* [Activity]
In the records below, some lines contain "Storybook"; state the number of such lines and nothing else.

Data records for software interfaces

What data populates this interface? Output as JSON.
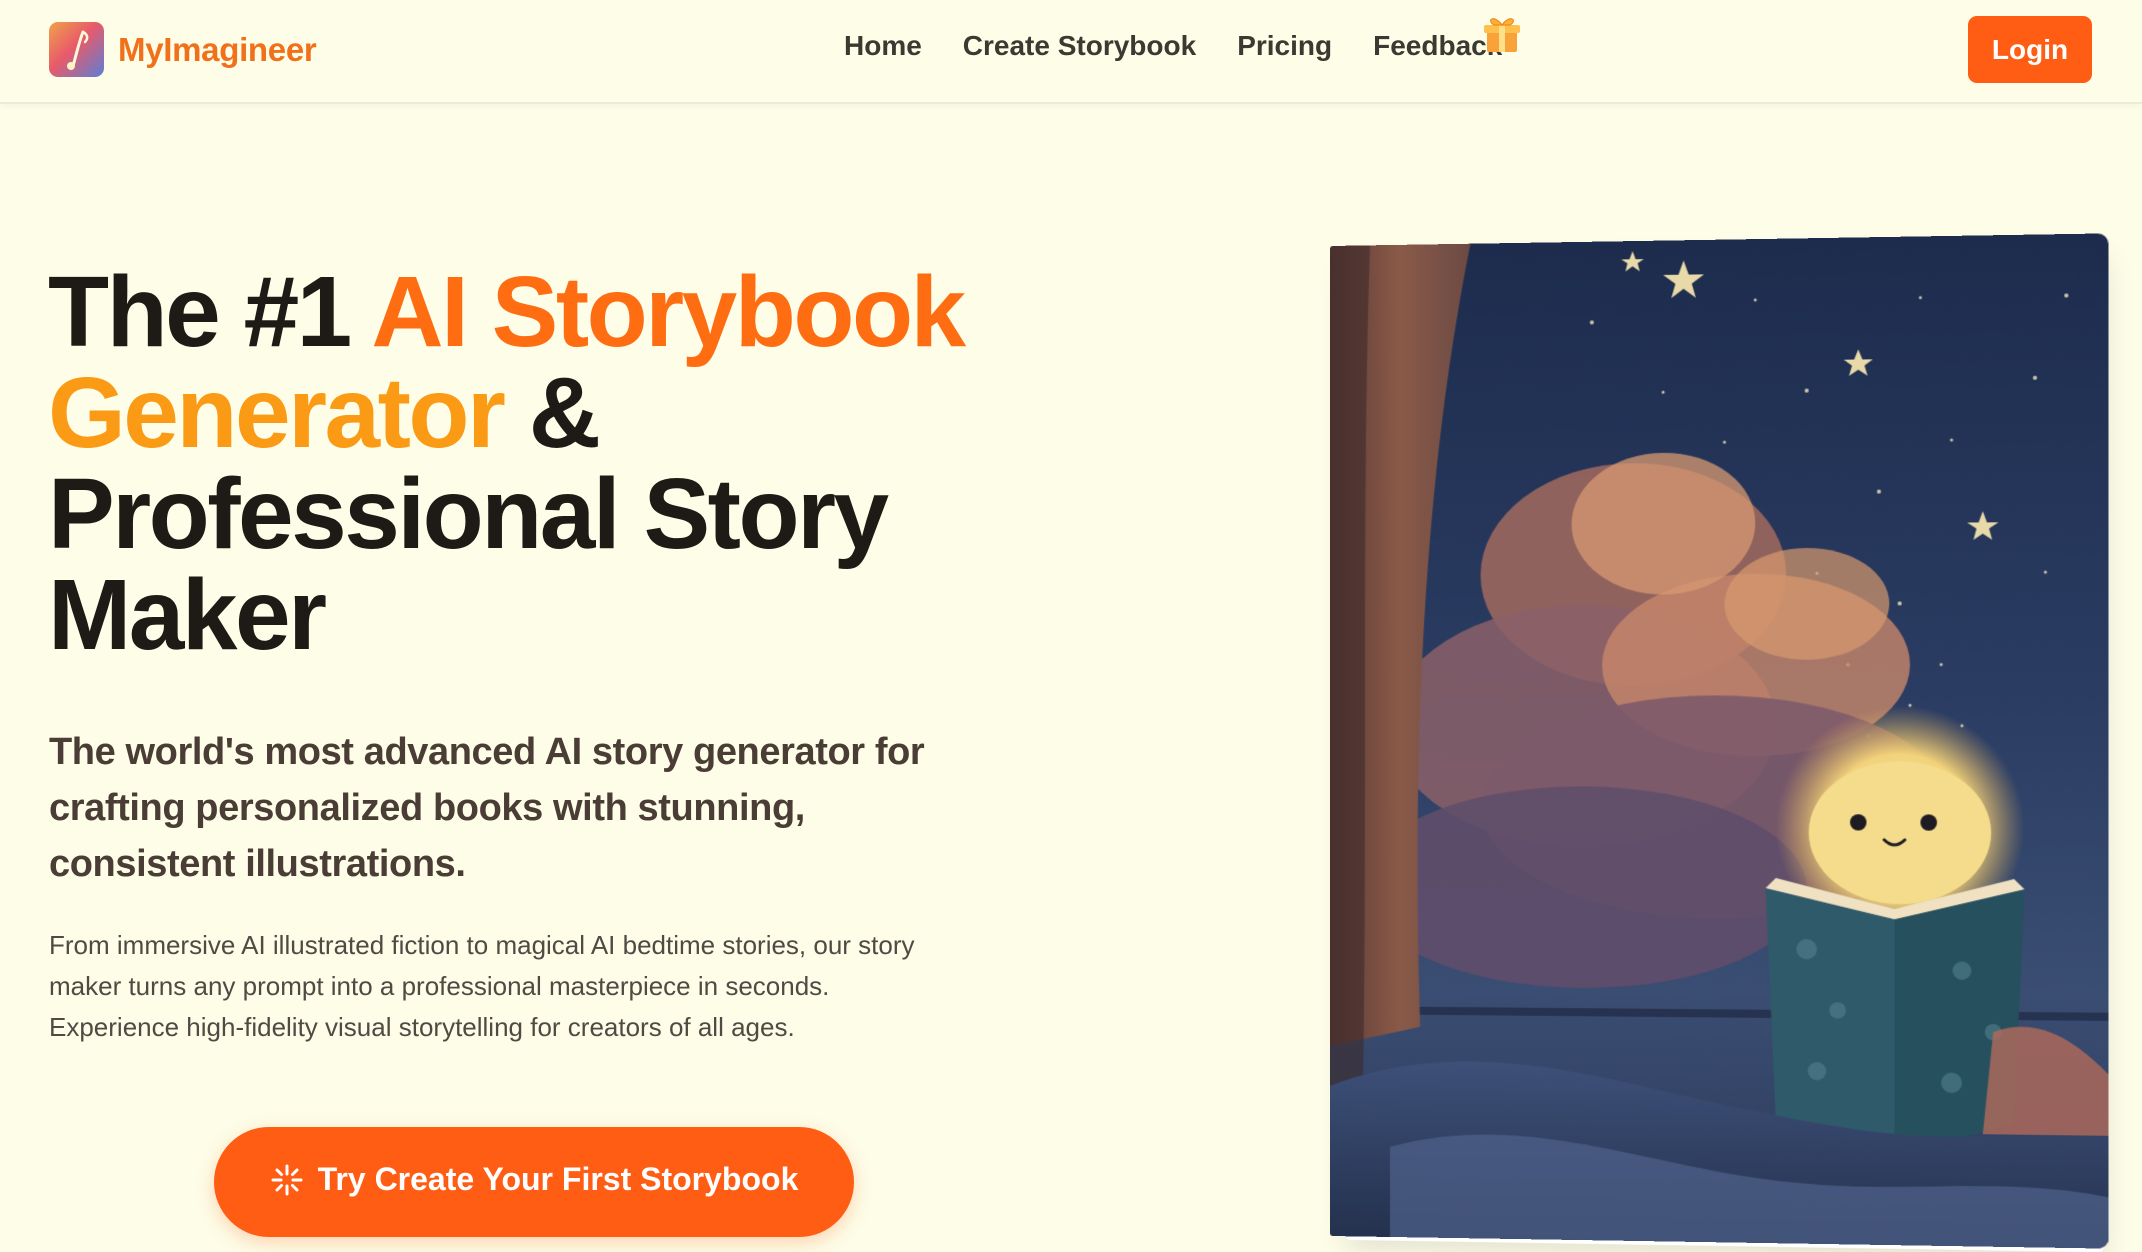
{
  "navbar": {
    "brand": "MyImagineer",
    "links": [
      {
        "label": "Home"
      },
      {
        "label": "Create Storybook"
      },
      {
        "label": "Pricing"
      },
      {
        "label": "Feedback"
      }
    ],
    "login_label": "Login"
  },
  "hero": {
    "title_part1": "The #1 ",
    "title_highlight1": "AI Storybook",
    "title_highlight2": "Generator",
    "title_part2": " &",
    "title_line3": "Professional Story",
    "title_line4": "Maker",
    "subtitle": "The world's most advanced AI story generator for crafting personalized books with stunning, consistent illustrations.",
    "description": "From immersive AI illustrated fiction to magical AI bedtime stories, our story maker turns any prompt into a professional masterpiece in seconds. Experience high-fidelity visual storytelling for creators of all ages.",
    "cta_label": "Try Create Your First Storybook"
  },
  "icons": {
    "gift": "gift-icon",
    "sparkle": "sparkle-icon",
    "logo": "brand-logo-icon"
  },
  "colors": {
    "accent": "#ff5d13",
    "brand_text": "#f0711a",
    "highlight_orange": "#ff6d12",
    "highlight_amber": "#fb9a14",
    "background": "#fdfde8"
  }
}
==
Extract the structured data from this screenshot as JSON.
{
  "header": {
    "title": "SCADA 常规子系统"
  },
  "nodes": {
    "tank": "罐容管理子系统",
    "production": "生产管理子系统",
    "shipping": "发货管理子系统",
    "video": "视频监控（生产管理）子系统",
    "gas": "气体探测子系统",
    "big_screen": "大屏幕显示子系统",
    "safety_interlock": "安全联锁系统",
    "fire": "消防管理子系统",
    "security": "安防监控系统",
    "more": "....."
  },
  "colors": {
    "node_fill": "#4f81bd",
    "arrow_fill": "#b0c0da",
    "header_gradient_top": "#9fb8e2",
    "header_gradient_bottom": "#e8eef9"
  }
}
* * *
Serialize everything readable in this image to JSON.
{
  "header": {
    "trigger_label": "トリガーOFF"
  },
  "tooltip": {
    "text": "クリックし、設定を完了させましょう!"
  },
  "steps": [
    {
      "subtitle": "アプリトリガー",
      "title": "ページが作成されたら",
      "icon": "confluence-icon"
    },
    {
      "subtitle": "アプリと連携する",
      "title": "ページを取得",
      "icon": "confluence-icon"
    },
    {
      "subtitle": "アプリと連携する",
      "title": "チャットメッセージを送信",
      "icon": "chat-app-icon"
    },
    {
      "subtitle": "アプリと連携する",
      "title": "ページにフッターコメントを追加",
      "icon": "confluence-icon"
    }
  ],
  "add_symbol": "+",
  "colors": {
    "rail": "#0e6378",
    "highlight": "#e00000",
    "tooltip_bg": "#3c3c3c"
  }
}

* [Result of the task]
3